Handwriting extends beyond the walls of the classroom! At home, children may write in journals, on grocery lists or even to create a birthday wish list!  And, let's not forget about Valentine's Day, which is right around the corner.  Twenty-eight signatures on those cute little cards can be quite daunting for some of our kids! Like most things in life, practice is the key!  Experts recommend 15 minutes of handwriting instruction and practice per day.  I wouldn't recommend pushing a child beyond that 15 minute limit.  As well, I always say, motivation moves mountains, so make handwriting fun!

Try these six ways to celebrate the day!  And remember, a little practice each day, goes a long way!

1.  Surprise a family member with a special note!  Tape it to the cereal box, or use a dry erase marker to write one on a mirror. Window markers and crayons are fun, too! For something different, write on aluminum foil with a Sharpie!
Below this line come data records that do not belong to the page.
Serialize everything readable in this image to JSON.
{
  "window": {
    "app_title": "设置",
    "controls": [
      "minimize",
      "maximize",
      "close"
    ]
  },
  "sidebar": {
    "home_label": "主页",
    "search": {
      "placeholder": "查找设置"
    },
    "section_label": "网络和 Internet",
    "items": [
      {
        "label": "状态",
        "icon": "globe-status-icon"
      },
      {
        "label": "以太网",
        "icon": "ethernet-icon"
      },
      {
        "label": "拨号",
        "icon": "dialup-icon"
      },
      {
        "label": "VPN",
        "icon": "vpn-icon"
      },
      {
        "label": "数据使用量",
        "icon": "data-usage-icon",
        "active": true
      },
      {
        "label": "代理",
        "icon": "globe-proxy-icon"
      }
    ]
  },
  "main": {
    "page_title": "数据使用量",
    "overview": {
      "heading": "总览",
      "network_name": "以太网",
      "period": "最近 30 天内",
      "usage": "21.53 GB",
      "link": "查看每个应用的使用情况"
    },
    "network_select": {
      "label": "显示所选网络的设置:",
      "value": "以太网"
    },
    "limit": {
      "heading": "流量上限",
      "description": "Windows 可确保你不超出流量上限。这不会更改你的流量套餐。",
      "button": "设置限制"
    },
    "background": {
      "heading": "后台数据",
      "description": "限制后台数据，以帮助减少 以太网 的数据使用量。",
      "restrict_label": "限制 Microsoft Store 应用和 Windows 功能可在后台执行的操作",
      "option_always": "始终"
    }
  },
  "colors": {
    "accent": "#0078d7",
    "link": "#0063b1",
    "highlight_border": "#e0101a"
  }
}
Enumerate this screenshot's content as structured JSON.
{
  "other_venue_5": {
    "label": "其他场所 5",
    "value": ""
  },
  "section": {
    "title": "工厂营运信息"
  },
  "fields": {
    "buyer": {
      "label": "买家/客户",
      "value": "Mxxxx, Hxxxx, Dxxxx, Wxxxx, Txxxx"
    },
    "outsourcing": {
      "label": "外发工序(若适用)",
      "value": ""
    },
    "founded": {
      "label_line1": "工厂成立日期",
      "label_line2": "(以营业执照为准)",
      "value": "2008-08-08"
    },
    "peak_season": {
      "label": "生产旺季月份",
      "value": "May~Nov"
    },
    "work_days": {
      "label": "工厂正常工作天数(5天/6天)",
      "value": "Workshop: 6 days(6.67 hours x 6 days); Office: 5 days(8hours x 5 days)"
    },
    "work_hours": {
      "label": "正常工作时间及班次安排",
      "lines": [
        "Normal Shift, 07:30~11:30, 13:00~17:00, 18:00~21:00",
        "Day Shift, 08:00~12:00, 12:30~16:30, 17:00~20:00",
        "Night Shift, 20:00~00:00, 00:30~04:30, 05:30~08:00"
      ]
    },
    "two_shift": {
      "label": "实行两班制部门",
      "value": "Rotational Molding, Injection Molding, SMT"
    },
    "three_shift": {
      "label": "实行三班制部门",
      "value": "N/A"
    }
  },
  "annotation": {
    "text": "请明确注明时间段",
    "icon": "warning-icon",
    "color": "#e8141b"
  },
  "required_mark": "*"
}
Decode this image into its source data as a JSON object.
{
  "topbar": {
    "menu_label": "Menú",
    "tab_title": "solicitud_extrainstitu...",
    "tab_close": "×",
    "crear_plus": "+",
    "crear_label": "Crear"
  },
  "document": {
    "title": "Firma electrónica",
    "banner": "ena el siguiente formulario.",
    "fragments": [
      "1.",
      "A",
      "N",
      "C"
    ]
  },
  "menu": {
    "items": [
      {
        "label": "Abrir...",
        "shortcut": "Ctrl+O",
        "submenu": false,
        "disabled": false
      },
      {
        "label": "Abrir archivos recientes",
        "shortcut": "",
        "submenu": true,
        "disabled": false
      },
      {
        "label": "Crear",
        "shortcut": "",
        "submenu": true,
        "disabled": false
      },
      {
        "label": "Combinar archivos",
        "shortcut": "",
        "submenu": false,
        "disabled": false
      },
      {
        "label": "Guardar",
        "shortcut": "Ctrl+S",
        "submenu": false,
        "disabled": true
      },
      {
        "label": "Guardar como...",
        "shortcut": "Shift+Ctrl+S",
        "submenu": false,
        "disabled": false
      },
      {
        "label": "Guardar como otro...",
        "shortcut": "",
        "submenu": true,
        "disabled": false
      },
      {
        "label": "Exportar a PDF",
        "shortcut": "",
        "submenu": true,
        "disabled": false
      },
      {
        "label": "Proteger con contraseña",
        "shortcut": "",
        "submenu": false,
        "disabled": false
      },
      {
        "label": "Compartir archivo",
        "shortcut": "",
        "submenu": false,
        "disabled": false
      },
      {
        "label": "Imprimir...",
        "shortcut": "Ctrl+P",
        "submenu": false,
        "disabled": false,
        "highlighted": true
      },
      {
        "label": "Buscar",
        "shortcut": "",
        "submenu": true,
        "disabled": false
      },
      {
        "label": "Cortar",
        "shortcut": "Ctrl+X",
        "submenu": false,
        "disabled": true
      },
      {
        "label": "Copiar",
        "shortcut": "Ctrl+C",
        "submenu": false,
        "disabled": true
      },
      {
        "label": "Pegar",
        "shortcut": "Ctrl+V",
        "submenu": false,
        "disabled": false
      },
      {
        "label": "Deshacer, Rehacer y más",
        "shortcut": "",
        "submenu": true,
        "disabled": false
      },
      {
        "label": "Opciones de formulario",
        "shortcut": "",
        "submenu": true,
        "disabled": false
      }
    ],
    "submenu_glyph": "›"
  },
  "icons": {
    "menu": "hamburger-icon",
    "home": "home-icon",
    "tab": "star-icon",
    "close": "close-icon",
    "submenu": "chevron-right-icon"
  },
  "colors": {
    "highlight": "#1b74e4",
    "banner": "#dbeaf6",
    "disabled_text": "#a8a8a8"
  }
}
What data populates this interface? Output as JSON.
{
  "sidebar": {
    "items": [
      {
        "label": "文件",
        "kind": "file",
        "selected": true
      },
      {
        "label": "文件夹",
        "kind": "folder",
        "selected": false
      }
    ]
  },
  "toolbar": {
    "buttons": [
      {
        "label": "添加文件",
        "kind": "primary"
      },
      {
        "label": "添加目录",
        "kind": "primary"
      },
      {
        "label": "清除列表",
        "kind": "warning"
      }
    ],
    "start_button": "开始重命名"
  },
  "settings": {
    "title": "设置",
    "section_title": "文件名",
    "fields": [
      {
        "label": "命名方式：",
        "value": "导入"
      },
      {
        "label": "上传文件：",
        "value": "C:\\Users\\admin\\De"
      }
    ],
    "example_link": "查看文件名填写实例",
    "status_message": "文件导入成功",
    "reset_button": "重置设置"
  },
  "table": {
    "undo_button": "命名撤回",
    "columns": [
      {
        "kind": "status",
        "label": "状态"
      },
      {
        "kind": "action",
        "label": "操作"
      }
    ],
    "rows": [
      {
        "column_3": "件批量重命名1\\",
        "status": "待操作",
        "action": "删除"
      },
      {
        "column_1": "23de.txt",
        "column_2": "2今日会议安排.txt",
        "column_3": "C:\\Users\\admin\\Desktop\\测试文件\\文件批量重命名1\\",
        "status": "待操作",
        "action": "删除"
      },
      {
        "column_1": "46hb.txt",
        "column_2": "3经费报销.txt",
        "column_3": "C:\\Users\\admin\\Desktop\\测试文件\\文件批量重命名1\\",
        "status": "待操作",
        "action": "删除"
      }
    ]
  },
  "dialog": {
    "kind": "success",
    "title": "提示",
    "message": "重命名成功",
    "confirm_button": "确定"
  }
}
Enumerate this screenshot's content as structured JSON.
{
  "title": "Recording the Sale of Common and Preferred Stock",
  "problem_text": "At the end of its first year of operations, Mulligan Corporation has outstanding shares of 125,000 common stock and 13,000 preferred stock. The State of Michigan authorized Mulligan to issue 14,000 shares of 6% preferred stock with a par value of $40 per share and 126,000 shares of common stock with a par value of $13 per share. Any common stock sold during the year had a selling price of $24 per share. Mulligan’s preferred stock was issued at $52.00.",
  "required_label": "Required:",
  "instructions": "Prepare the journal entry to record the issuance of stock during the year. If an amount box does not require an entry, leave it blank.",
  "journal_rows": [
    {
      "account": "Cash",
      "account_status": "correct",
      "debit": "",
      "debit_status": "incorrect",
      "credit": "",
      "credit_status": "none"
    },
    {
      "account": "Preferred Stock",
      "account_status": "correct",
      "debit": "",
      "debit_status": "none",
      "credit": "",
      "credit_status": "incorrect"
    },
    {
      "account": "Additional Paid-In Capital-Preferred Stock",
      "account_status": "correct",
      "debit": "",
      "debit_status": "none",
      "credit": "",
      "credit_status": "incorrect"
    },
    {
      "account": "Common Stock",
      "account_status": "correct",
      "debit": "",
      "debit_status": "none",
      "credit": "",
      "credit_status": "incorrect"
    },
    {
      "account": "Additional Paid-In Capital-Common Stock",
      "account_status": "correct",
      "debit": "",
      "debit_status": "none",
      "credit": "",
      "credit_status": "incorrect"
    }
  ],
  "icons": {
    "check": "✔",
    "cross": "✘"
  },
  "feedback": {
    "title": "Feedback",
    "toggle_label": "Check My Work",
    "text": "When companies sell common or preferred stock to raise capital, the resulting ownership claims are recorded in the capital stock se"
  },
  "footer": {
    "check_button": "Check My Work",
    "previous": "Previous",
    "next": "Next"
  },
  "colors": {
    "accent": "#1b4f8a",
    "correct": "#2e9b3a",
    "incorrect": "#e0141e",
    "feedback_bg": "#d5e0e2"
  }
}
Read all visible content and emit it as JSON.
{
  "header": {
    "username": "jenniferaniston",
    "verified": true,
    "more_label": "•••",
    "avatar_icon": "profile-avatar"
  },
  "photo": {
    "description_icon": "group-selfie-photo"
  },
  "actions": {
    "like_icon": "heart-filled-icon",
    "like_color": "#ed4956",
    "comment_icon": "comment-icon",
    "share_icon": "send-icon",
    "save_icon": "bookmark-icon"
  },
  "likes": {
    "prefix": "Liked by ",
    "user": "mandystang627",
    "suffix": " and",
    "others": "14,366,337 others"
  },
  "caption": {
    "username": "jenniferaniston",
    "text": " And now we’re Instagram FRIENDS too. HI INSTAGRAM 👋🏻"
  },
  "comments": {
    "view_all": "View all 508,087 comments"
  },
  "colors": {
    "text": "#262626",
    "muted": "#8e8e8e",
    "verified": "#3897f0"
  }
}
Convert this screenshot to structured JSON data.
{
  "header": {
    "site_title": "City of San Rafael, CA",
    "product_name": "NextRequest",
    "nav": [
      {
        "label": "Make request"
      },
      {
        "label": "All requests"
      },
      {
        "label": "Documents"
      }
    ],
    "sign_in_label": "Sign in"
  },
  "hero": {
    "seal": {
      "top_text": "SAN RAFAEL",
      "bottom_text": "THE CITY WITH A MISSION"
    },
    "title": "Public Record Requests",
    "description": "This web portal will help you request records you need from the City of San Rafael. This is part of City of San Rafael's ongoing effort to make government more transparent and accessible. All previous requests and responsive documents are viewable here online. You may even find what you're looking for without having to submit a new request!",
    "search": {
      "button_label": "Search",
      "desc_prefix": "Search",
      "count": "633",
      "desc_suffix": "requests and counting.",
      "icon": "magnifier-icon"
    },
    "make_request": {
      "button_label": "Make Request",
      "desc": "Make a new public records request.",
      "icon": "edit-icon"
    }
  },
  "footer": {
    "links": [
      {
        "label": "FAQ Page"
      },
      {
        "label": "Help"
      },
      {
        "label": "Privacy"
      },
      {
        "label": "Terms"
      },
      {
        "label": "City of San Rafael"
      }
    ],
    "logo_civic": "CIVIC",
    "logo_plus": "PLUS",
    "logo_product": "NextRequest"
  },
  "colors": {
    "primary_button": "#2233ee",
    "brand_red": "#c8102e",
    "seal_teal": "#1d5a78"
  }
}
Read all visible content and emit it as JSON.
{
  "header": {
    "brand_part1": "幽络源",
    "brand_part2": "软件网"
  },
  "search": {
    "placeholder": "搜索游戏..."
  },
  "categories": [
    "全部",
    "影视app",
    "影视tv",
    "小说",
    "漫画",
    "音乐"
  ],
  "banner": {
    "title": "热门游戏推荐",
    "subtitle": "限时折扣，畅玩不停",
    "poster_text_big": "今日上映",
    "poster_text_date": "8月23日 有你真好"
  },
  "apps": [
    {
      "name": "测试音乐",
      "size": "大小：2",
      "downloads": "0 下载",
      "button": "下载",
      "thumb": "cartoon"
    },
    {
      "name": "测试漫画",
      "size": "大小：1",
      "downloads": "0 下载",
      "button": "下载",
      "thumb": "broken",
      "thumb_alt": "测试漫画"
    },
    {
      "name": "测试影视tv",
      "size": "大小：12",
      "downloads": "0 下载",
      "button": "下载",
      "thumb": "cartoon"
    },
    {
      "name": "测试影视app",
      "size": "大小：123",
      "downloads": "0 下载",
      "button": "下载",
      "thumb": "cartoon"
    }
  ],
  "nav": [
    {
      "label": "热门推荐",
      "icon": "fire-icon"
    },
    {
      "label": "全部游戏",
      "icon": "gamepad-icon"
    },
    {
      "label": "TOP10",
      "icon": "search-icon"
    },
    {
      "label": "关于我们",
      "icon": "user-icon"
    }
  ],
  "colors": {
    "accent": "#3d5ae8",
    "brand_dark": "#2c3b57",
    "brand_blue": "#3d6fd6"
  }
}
2.  Practice your autograph using a variety of writing tools- gel crayons, chalk, charcoal crayons, pastels, markers.

3.  Sculpt a masterpiece with Playdoh or clay and then write a few descriptions about it.

4.  Write a book- have fun being both the author and the illustrator.

5.  Send a note to a cousin, grandparent or a pen-pal.   Embellish it with stickers or a Wikki Stix border.

6.  Save a tree- practice spelling words or letters in media such as:  cornmeal, flour, insta-snow, shaving cream or a baggie of hair gel.  Use a skewer or push pin to write in Playdoh.

Share how you're celebrating National Handwriting Day!

Michelle Yoder, OTR/L